* _Exercise brief_: Report every line of the data where the string "Gaute" appears.

Data records for software interfaces
★ ★ ★
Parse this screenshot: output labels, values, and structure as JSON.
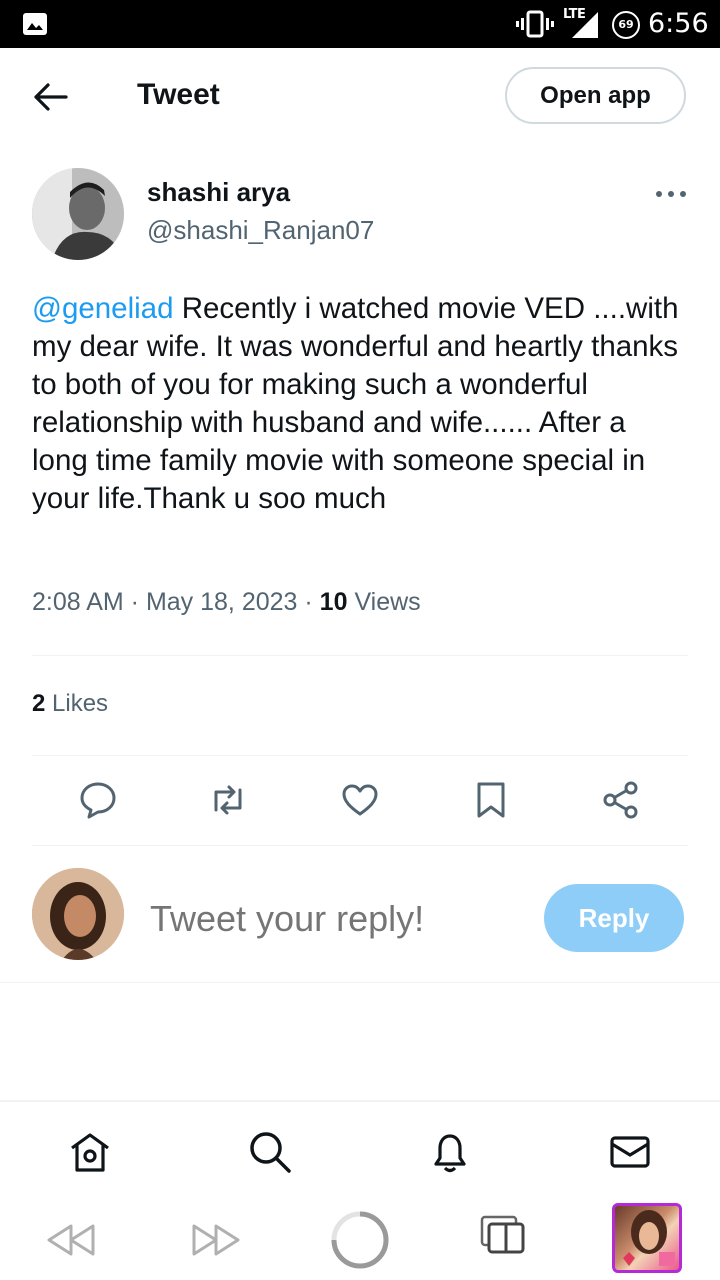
{
  "status_bar": {
    "network": "LTE",
    "battery": "69",
    "time": "6:56"
  },
  "header": {
    "title": "Tweet",
    "open_app": "Open app"
  },
  "tweet": {
    "author_name": "shashi arya",
    "author_handle": "@shashi_Ranjan07",
    "mention": "@geneliad",
    "text": " Recently i watched movie VED ....with my dear wife. It was wonderful and heartly thanks to both of you for making such a wonderful relationship with husband and wife...... After a long time family movie with someone special in your life.Thank u soo much",
    "time": "2:08 AM",
    "date": "May 18, 2023",
    "views_count": "10",
    "views_label": "Views",
    "likes_count": "2",
    "likes_label": "Likes"
  },
  "actions": [
    "reply-icon",
    "retweet-icon",
    "like-icon",
    "bookmark-icon",
    "share-icon"
  ],
  "reply": {
    "placeholder": "Tweet your reply!",
    "button": "Reply"
  },
  "colors": {
    "accent": "#1d9bf0",
    "reply_button": "#8ecdf8",
    "muted_text": "#536471",
    "thumbnail_border": "#b32ad6"
  }
}
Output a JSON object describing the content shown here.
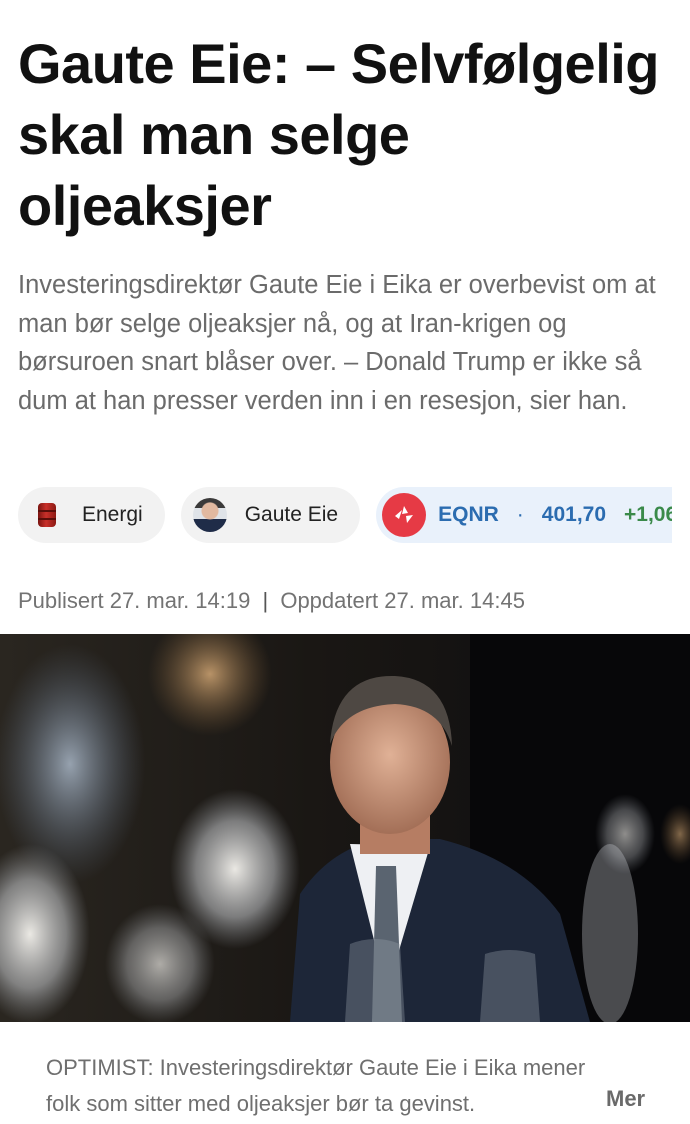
{
  "article": {
    "headline": "Gaute Eie: – Selvfølgelig skal man selge oljeaksjer",
    "lede": "Investeringsdirektør Gaute Eie i Eika er overbevist om at man bør selge oljeaksjer nå, og at Iran-krigen og børsuroen snart blåser over. – Donald Trump er ikke så dum at han presser verden inn i en resesjon, sier han."
  },
  "tags": {
    "energy": {
      "label": "Energi",
      "icon": "oil-barrel-icon"
    },
    "person": {
      "label": "Gaute Eie",
      "icon": "avatar"
    },
    "stock": {
      "ticker": "EQNR",
      "separator": "·",
      "price": "401,70",
      "change": "+1,06",
      "logo_color": "#e63a45",
      "price_color": "#2b6cb0",
      "change_color": "#3a8a4a"
    }
  },
  "meta": {
    "published": "Publisert 27. mar. 14:19",
    "separator": "|",
    "updated": "Oppdatert 27. mar. 14:45"
  },
  "caption": {
    "text": "OPTIMIST: Investeringsdirektør Gaute Eie i Eika mener folk som sitter med oljeaksjer bør ta gevinst.",
    "more_label": "Mer"
  }
}
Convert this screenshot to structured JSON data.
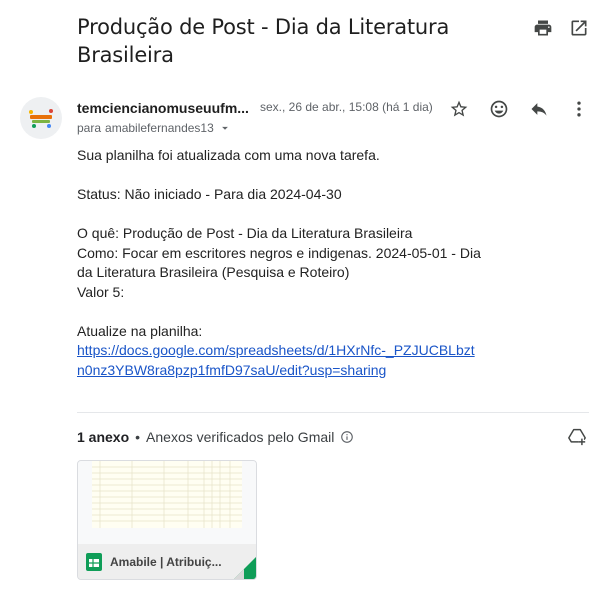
{
  "subject": "Produção de Post - Dia da Literatura Brasileira",
  "sender": {
    "name": "temciencianomuseuufm...",
    "avatar_icon": "ciencia-no-museu-logo",
    "date": "sex., 26 de abr., 15:08 (há 1 dia)",
    "recipient_prefix": "para",
    "recipient": "amabilefernandes13"
  },
  "icons": {
    "print": "print-icon",
    "open_new_window": "open-in-new-window-icon",
    "star": "star-icon",
    "emoji": "emoji-icon",
    "reply": "reply-icon",
    "more": "more-vert-icon",
    "info": "info-icon",
    "add_to_drive": "add-to-drive-icon",
    "sheets": "google-sheets-icon"
  },
  "body": {
    "line1": "Sua planilha foi atualizada com uma nova tarefa.",
    "status": "Status: Não iniciado - Para dia 2024-04-30",
    "what": "O quê: Produção de Post - Dia da Literatura Brasileira",
    "how": "Como: Focar em escritores negros e indigenas. 2024-05-01 - Dia da Literatura Brasileira (Pesquisa e Roteiro)",
    "value": "Valor 5:",
    "update_label": "Atualize na planilha:",
    "link": "https://docs.google.com/spreadsheets/d/1HXrNfc-_PZJUCBLbztn0nz3YBW8ra8pzp1fmfD97saU/edit?usp=sharing"
  },
  "attachments": {
    "count_label": "1 anexo",
    "separator": "•",
    "verified_label": "Anexos verificados pelo Gmail",
    "file_name": "Amabile | Atribuiç...",
    "colors": {
      "sheets_green": "#0f9d58",
      "link_blue": "#1a55c8"
    }
  }
}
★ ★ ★
* _Task output_:
    "headline": "Gaute Eie: – Selvfølgelig skal man selge oljeaksjer",
    "lede": "Investeringsdirektør Gaute Eie i Eika er overbevist om at man bør selge oljeaksjer nå, og at Iran-krigen og børsuroen snart blåser over. – Donald Trump er ikke så dum at han presser verden inn i en resesjon, sier han."
      "label": "Gaute Eie",
    "text": "OPTIMIST: Investeringsdirektør Gaute Eie i Eika mener folk som sitter med oljeaksjer bør ta gevinst.",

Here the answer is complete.